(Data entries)
◆ ◆ ◆ ◆

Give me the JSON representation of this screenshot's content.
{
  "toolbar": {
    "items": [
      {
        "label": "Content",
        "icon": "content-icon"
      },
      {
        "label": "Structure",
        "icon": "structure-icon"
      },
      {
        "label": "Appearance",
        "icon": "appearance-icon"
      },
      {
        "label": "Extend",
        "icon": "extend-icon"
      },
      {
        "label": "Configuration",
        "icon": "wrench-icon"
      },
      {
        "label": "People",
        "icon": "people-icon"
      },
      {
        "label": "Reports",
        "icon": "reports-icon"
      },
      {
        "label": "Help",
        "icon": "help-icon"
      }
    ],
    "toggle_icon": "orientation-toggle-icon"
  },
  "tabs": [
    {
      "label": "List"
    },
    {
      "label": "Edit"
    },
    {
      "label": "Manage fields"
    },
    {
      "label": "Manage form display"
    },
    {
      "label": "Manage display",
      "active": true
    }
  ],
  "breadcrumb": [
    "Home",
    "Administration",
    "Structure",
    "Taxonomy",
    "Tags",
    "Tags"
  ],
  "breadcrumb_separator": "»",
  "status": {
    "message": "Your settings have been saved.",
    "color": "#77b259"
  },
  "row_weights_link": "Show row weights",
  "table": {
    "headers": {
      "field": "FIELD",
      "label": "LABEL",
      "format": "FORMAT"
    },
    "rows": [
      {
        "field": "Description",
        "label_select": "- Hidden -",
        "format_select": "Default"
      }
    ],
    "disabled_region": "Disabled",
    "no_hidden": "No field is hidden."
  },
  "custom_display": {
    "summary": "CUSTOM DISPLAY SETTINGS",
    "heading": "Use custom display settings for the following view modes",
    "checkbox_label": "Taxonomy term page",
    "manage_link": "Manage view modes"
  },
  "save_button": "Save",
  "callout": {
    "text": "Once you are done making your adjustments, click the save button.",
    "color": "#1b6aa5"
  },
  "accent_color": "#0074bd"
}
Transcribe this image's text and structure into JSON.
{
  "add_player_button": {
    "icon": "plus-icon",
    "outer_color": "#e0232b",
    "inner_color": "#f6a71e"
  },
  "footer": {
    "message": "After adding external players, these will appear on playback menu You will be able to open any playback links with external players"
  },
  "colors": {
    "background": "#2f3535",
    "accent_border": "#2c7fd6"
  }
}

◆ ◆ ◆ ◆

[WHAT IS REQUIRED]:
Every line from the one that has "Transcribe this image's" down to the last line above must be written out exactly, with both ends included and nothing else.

[WRITTEN ANSWER]:
Transcribe this image's text and structure into JSON.
{
  "add_player_button": {
    "icon": "plus-icon",
    "outer_color": "#e0232b",
    "inner_color": "#f6a71e"
  },
  "footer": {
    "message": "After adding external players, these will appear on playback menu You will be able to open any playback links with external players"
  },
  "colors": {
    "background": "#2f3535",
    "accent_border": "#2c7fd6"
  }
}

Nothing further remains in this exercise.